AIM OF THE TASK: Word for word, reproduce each line of the data below, omitting every image.

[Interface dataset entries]
• • • •
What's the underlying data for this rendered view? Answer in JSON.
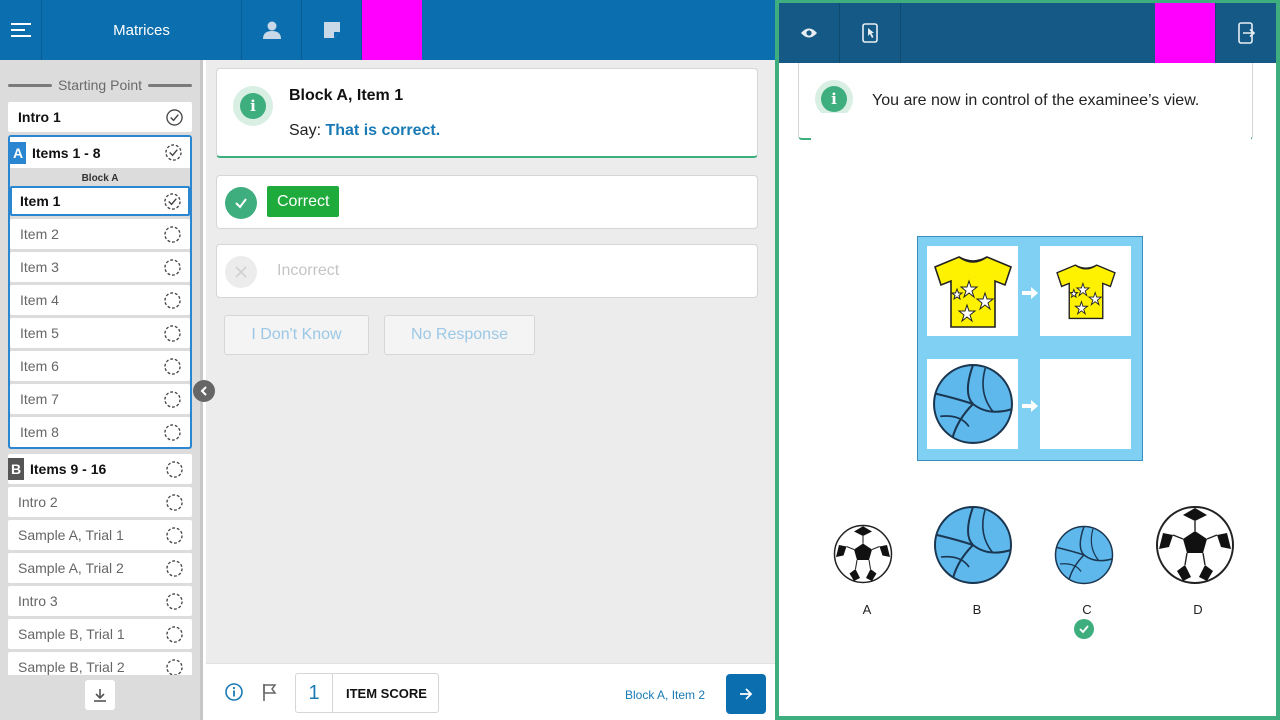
{
  "topbar": {
    "title": "Matrices",
    "icons": [
      "menu-icon",
      "person-icon",
      "note-icon"
    ],
    "accent_color": "#0b6eae",
    "marker_color": "#ff00ff"
  },
  "sidebar": {
    "start_label": "Starting Point",
    "intro1": "Intro 1",
    "block_a": {
      "letter": "A",
      "label": "Items 1 - 8",
      "sub": "Block A",
      "items": [
        "Item 1",
        "Item 2",
        "Item 3",
        "Item 4",
        "Item 5",
        "Item 6",
        "Item 7",
        "Item 8"
      ],
      "selected": "Item 1"
    },
    "block_b": {
      "letter": "B",
      "label": "Items 9 - 16"
    },
    "rest": [
      "Intro 2",
      "Sample A, Trial 1",
      "Sample A, Trial 2",
      "Intro 3",
      "Sample B, Trial 1",
      "Sample B, Trial 2"
    ]
  },
  "main": {
    "info": {
      "title": "Block A, Item 1",
      "say_prefix": "Say:",
      "say_text": "That is correct."
    },
    "responses": {
      "correct": "Correct",
      "incorrect": "Incorrect",
      "dont_know": "I Don't Know",
      "no_response": "No Response"
    },
    "footer": {
      "score": "1",
      "score_label": "ITEM SCORE",
      "next_label": "Block A, Item 2"
    }
  },
  "examinee": {
    "notice": "You are now in control of the examinee’s view.",
    "icons": [
      "eye-icon",
      "tablet-pointer-icon",
      "exit-tablet-icon"
    ],
    "options": [
      "A",
      "B",
      "C",
      "D"
    ],
    "selected_option": "C",
    "frame_color": "#3fae7e"
  }
}
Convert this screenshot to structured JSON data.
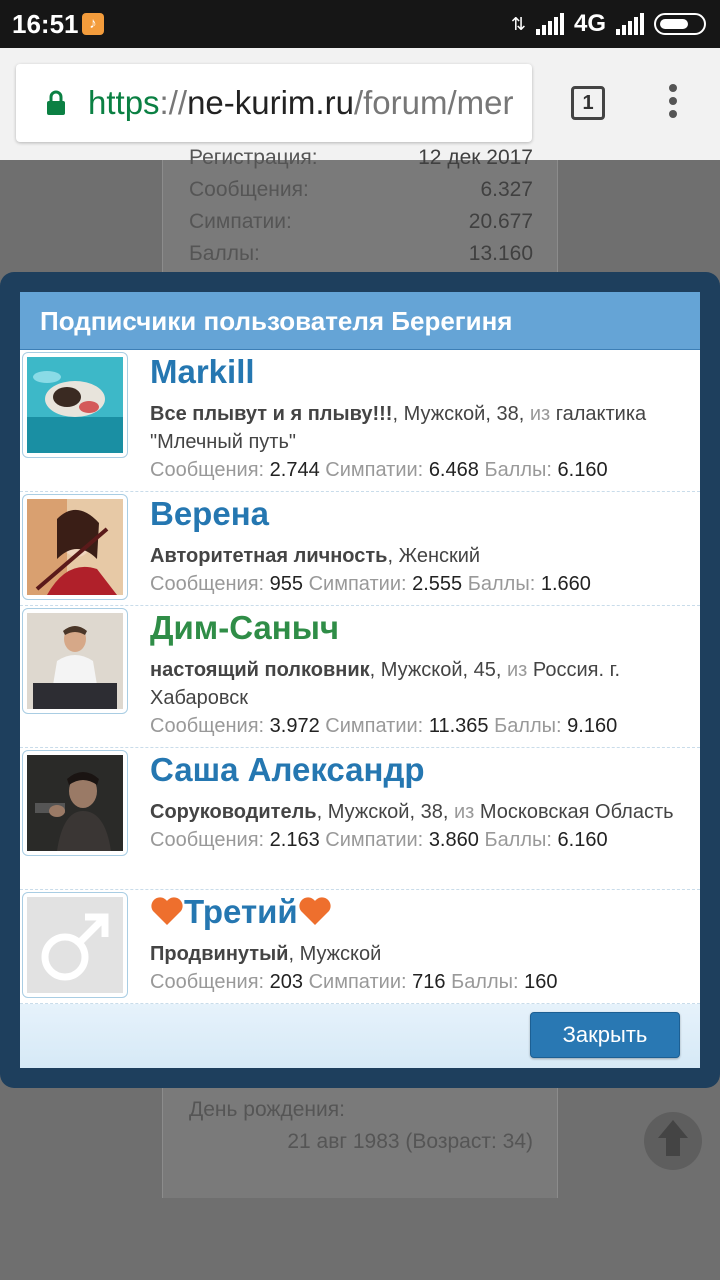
{
  "status_bar": {
    "time": "16:51",
    "network": "4G"
  },
  "browser": {
    "url_scheme": "https",
    "url_sep": "://",
    "url_host": "ne-kurim.ru",
    "url_path": "/forum/mer",
    "tab_count": "1"
  },
  "background_page": {
    "rows": [
      {
        "label": "Регистрация:",
        "value": "12 дек 2017"
      },
      {
        "label": "Сообщения:",
        "value": "6.327"
      },
      {
        "label": "Симпатии:",
        "value": "20.677"
      },
      {
        "label": "Баллы:",
        "value": "13.160"
      }
    ],
    "birthday_label": "День рождения:",
    "birthday_value": "21 авг 1983 (Возраст: 34)"
  },
  "dialog": {
    "title": "Подписчики пользователя Берегиня",
    "close_label": "Закрыть",
    "labels": {
      "messages": "Сообщения:",
      "likes": "Симпатии:",
      "points": "Баллы:",
      "from": "из"
    },
    "members": [
      {
        "name": "Markill",
        "title": "Все плывут и я плыву!!!",
        "gender": ", Мужской, 38, ",
        "location": "галактика \"Млечный путь\"",
        "messages": "2.744",
        "likes": "6.468",
        "points": "6.160"
      },
      {
        "name": "Верена",
        "title": "Авторитетная личность",
        "gender": ", Женский",
        "location": "",
        "messages": "955",
        "likes": "2.555",
        "points": "1.660"
      },
      {
        "name": "Дим-Саныч",
        "title": "настоящий полковник",
        "gender": ", Мужской, 45, ",
        "location": "Россия. г. Хабаровск",
        "messages": "3.972",
        "likes": "11.365",
        "points": "9.160"
      },
      {
        "name": "Саша Александр",
        "title": "Соруководитель",
        "gender": ", Мужской, 38, ",
        "location": "Московская Область",
        "messages": "2.163",
        "likes": "3.860",
        "points": "6.160"
      },
      {
        "name": "Третий",
        "title": "Продвинутый",
        "gender": ", Мужской",
        "location": "",
        "messages": "203",
        "likes": "716",
        "points": "160"
      }
    ]
  }
}
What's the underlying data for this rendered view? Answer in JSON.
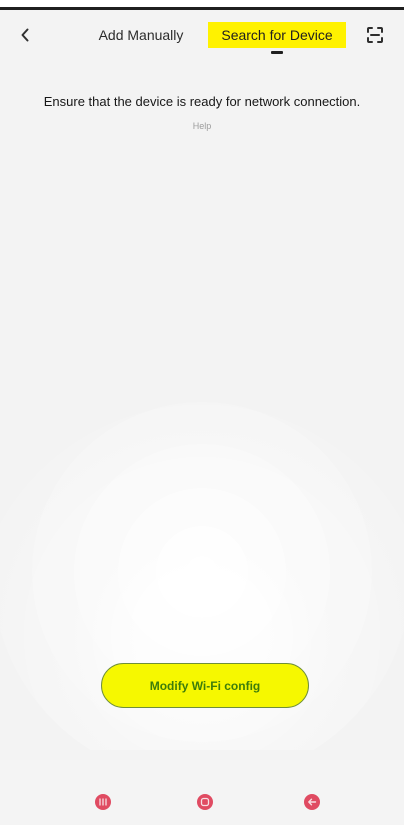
{
  "header": {
    "back_icon": "chevron-left-icon",
    "tabs": [
      {
        "label": "Add Manually",
        "active": false
      },
      {
        "label": "Search for Device",
        "active": true
      }
    ],
    "scan_icon": "scan-frame-icon"
  },
  "main": {
    "instruction": "Ensure that the device is ready for network connection.",
    "help_label": "Help",
    "primary_button_label": "Modify Wi-Fi config"
  },
  "bottom_nav": {
    "recent_icon": "recent-apps-icon",
    "home_icon": "home-icon",
    "back_icon": "back-icon"
  },
  "colors": {
    "highlight": "#fff200",
    "button_text": "#3d7d0b",
    "nav_icon": "#e04b62",
    "background": "#f3f3f3"
  }
}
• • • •
RESULT OF THIS TASK:
What's the underlying data for this rendered view? Answer in JSON.
{
  "topbar": {
    "title": "Matrices",
    "icons": [
      "menu-icon",
      "person-icon",
      "note-icon"
    ],
    "accent_color": "#0b6eae",
    "marker_color": "#ff00ff"
  },
  "sidebar": {
    "start_label": "Starting Point",
    "intro1": "Intro 1",
    "block_a": {
      "letter": "A",
      "label": "Items 1 - 8",
      "sub": "Block A",
      "items": [
        "Item 1",
        "Item 2",
        "Item 3",
        "Item 4",
        "Item 5",
        "Item 6",
        "Item 7",
        "Item 8"
      ],
      "selected": "Item 1"
    },
    "block_b": {
      "letter": "B",
      "label": "Items 9 - 16"
    },
    "rest": [
      "Intro 2",
      "Sample A, Trial 1",
      "Sample A, Trial 2",
      "Intro 3",
      "Sample B, Trial 1",
      "Sample B, Trial 2"
    ]
  },
  "main": {
    "info": {
      "title": "Block A, Item 1",
      "say_prefix": "Say:",
      "say_text": "That is correct."
    },
    "responses": {
      "correct": "Correct",
      "incorrect": "Incorrect",
      "dont_know": "I Don't Know",
      "no_response": "No Response"
    },
    "footer": {
      "score": "1",
      "score_label": "ITEM SCORE",
      "next_label": "Block A, Item 2"
    }
  },
  "examinee": {
    "notice": "You are now in control of the examinee’s view.",
    "icons": [
      "eye-icon",
      "tablet-pointer-icon",
      "exit-tablet-icon"
    ],
    "options": [
      "A",
      "B",
      "C",
      "D"
    ],
    "selected_option": "C",
    "frame_color": "#3fae7e"
  }
}
Convert this screenshot to structured JSON data.
{
  "status_bar": {
    "time": "16:51",
    "network": "4G"
  },
  "browser": {
    "url_scheme": "https",
    "url_sep": "://",
    "url_host": "ne-kurim.ru",
    "url_path": "/forum/mer",
    "tab_count": "1"
  },
  "background_page": {
    "rows": [
      {
        "label": "Регистрация:",
        "value": "12 дек 2017"
      },
      {
        "label": "Сообщения:",
        "value": "6.327"
      },
      {
        "label": "Симпатии:",
        "value": "20.677"
      },
      {
        "label": "Баллы:",
        "value": "13.160"
      }
    ],
    "birthday_label": "День рождения:",
    "birthday_value": "21 авг 1983 (Возраст: 34)"
  },
  "dialog": {
    "title": "Подписчики пользователя Берегиня",
    "close_label": "Закрыть",
    "labels": {
      "messages": "Сообщения:",
      "likes": "Симпатии:",
      "points": "Баллы:",
      "from": "из"
    },
    "members": [
      {
        "name": "Markill",
        "title": "Все плывут и я плыву!!!",
        "gender": ", Мужской, 38, ",
        "location": "галактика \"Млечный путь\"",
        "messages": "2.744",
        "likes": "6.468",
        "points": "6.160"
      },
      {
        "name": "Верена",
        "title": "Авторитетная личность",
        "gender": ", Женский",
        "location": "",
        "messages": "955",
        "likes": "2.555",
        "points": "1.660"
      },
      {
        "name": "Дим-Саныч",
        "title": "настоящий полковник",
        "gender": ", Мужской, 45, ",
        "location": "Россия. г. Хабаровск",
        "messages": "3.972",
        "likes": "11.365",
        "points": "9.160"
      },
      {
        "name": "Саша Александр",
        "title": "Соруководитель",
        "gender": ", Мужской, 38, ",
        "location": "Московская Область",
        "messages": "2.163",
        "likes": "3.860",
        "points": "6.160"
      },
      {
        "name": "Третий",
        "title": "Продвинутый",
        "gender": ", Мужской",
        "location": "",
        "messages": "203",
        "likes": "716",
        "points": "160"
      }
    ]
  }
}
What's the underlying data for this rendered view? Answer in JSON.
{
  "header": {
    "back_icon": "chevron-left-icon",
    "tabs": [
      {
        "label": "Add Manually",
        "active": false
      },
      {
        "label": "Search for Device",
        "active": true
      }
    ],
    "scan_icon": "scan-frame-icon"
  },
  "main": {
    "instruction": "Ensure that the device is ready for network connection.",
    "help_label": "Help",
    "primary_button_label": "Modify Wi-Fi config"
  },
  "bottom_nav": {
    "recent_icon": "recent-apps-icon",
    "home_icon": "home-icon",
    "back_icon": "back-icon"
  },
  "colors": {
    "highlight": "#fff200",
    "button_text": "#3d7d0b",
    "nav_icon": "#e04b62",
    "background": "#f3f3f3"
  }
}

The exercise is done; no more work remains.